Neuromuscular Dentistry: TENS and K-7 for Pain Relief
Neuromuscular dentistry sounds complicated, and to be honest, it is quite involved. However, our training and tools allow us to provide neuromuscular therapies that can alleviate a long list of nagging, chronic symptoms, including:
- Migraines or headaches
- Crowded or loose teeth
- Clenching and grinding
- Wear or notches at the gum line
- Pain in shoulders, neck, back, behind the eyes, and in teeth
- Numbness or tingling in extremities
- Receding gums
How We Assess Neuromuscular Dysfunction
Traditional dentistry addresses concerns with teeth, not muscles. However, scientific developments have revealed that some problems and pain associated with the teeth, face, and surrounding structures may be caused by improper function of muscles and nerves. The jaw position may not be affected by teeth’s position, but the reverse is not true. Teeth can be affected by improper jaw position.
Our initial step in assessing a patient for neuromuscular problems involves the use of a low-frequency Transcutaneous Electrical Neural Stimulation, or TENS, unit. By delivering small electrical impulses to the muscles responsible for jaw movement, the TENS unit relaxes jaw muscles. This results in increased blood flow to flush toxins from the area. After just less than an hour, the relaxed jaw muscles find ideal positioning.
Next, we diagnose the problem with our K-7 computerized mandibular scanning unit, which records proper alignment of the jaw and creates digital models of the teeth. With a magnet and sensor, the K-7 can develop 3D images of the patient’s jaw and mouth. The K-7 also has an electromyograph to measure electrical activity in the muscles. This allows us to determine whether the jaw’s ideal position decreases muscle activity. Another tool within the K-7 is a sonograph, which measures sounds in the jaw joint. This information tells us if the patient’s jaw joint is damaged and to what extent.

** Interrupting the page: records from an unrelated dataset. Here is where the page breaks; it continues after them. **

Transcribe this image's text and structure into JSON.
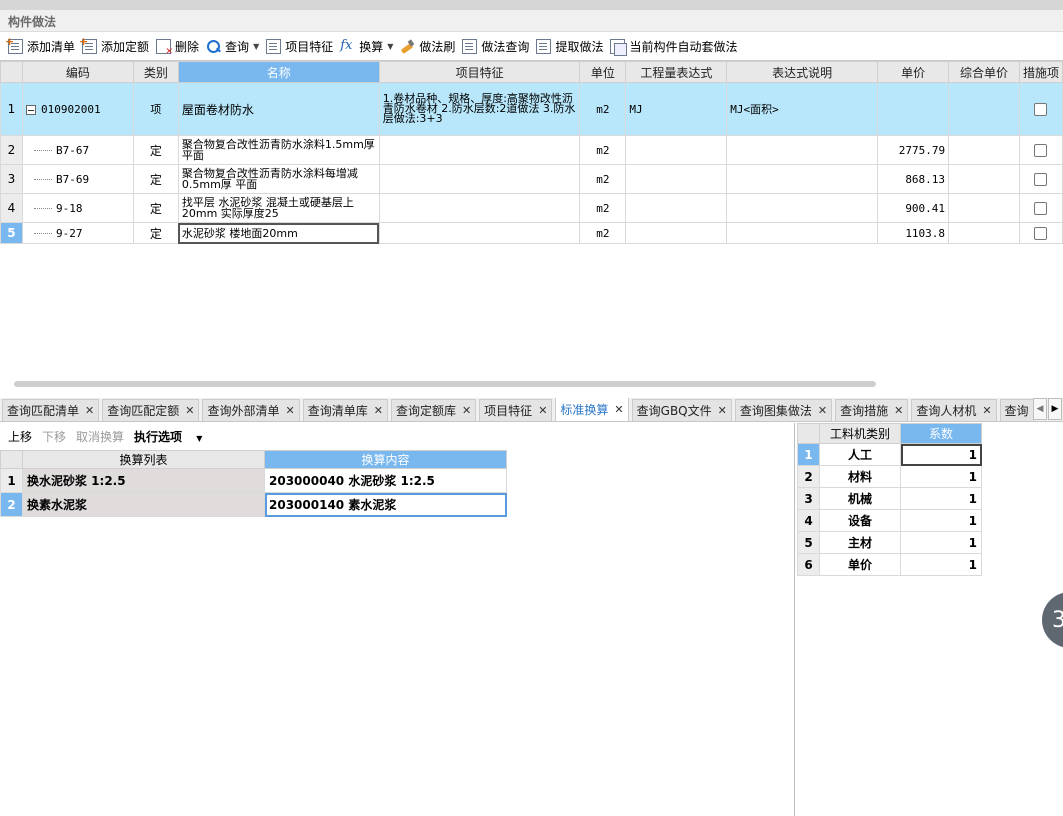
{
  "panel": {
    "title": "构件做法"
  },
  "toolbar": {
    "add_list": "添加清单",
    "add_quota": "添加定额",
    "delete": "删除",
    "query": "查询",
    "features": "项目特征",
    "conversion": "换算",
    "method_brush": "做法刷",
    "method_query": "做法查询",
    "extract": "提取做法",
    "auto_apply": "当前构件自动套做法"
  },
  "grid": {
    "headers": [
      "编码",
      "类别",
      "名称",
      "项目特征",
      "单位",
      "工程量表达式",
      "表达式说明",
      "单价",
      "综合单价",
      "措施项"
    ],
    "rows": [
      {
        "num": "1",
        "code": "010902001",
        "type": "项",
        "name": "屋面卷材防水",
        "feature": "1.卷材品种、规格、厚度:高聚物改性沥青防水卷材 2.防水层数:2道做法 3.防水层做法:3+3",
        "unit": "m2",
        "expr": "MJ",
        "expr_desc": "MJ<面积>",
        "price": "",
        "total": ""
      },
      {
        "num": "2",
        "code": "B7-67",
        "type": "定",
        "name": "聚合物复合改性沥青防水涂料1.5mm厚 平面",
        "feature": "",
        "unit": "m2",
        "expr": "",
        "expr_desc": "",
        "price": "2775.79",
        "total": ""
      },
      {
        "num": "3",
        "code": "B7-69",
        "type": "定",
        "name": "聚合物复合改性沥青防水涂料每增减0.5mm厚 平面",
        "feature": "",
        "unit": "m2",
        "expr": "",
        "expr_desc": "",
        "price": "868.13",
        "total": ""
      },
      {
        "num": "4",
        "code": "9-18",
        "type": "定",
        "name": "找平层 水泥砂浆 混凝土或硬基层上20mm 实际厚度25",
        "feature": "",
        "unit": "m2",
        "expr": "",
        "expr_desc": "",
        "price": "900.41",
        "total": ""
      },
      {
        "num": "5",
        "code": "9-27",
        "type": "定",
        "name": "水泥砂浆 楼地面20mm",
        "feature": "",
        "unit": "m2",
        "expr": "",
        "expr_desc": "",
        "price": "1103.8",
        "total": ""
      }
    ]
  },
  "tabs": [
    {
      "label": "查询匹配清单"
    },
    {
      "label": "查询匹配定额"
    },
    {
      "label": "查询外部清单"
    },
    {
      "label": "查询清单库"
    },
    {
      "label": "查询定额库"
    },
    {
      "label": "项目特征"
    },
    {
      "label": "标准换算"
    },
    {
      "label": "查询GBQ文件"
    },
    {
      "label": "查询图集做法"
    },
    {
      "label": "查询措施"
    },
    {
      "label": "查询人材机"
    },
    {
      "label": "查询"
    }
  ],
  "tab_close": "✕",
  "conversion": {
    "tools": {
      "up": "上移",
      "down": "下移",
      "cancel": "取消换算",
      "options": "执行选项"
    },
    "headers": [
      "换算列表",
      "换算内容"
    ],
    "rows": [
      {
        "num": "1",
        "item": "换水泥砂浆 1:2.5",
        "content": "203000040  水泥砂浆 1:2.5"
      },
      {
        "num": "2",
        "item": "换素水泥浆",
        "content": "203000140  素水泥浆"
      }
    ]
  },
  "coefficients": {
    "headers": [
      "工料机类别",
      "系数"
    ],
    "rows": [
      {
        "num": "1",
        "category": "人工",
        "value": "1"
      },
      {
        "num": "2",
        "category": "材料",
        "value": "1"
      },
      {
        "num": "3",
        "category": "机械",
        "value": "1"
      },
      {
        "num": "4",
        "category": "设备",
        "value": "1"
      },
      {
        "num": "5",
        "category": "主材",
        "value": "1"
      },
      {
        "num": "6",
        "category": "单价",
        "value": "1"
      }
    ]
  },
  "float_button": "3"
}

If the information we gather shows that a patient has improper jaw alignment, we will begin conservative therapy by creating a custom orthotic appliance to hold the patient’s jaw in proper alignment. The patient will wear the orthotic for three months to stabilize the bite. We can then determine whether the orthotic alleviated symptoms and if further therapy is necessary. A patient may need no more therapy, or he may wear the orthotic as maintenance for the rest of his life. Orthodontics, restoration of tooth arches, or bite adjustment may also be advised.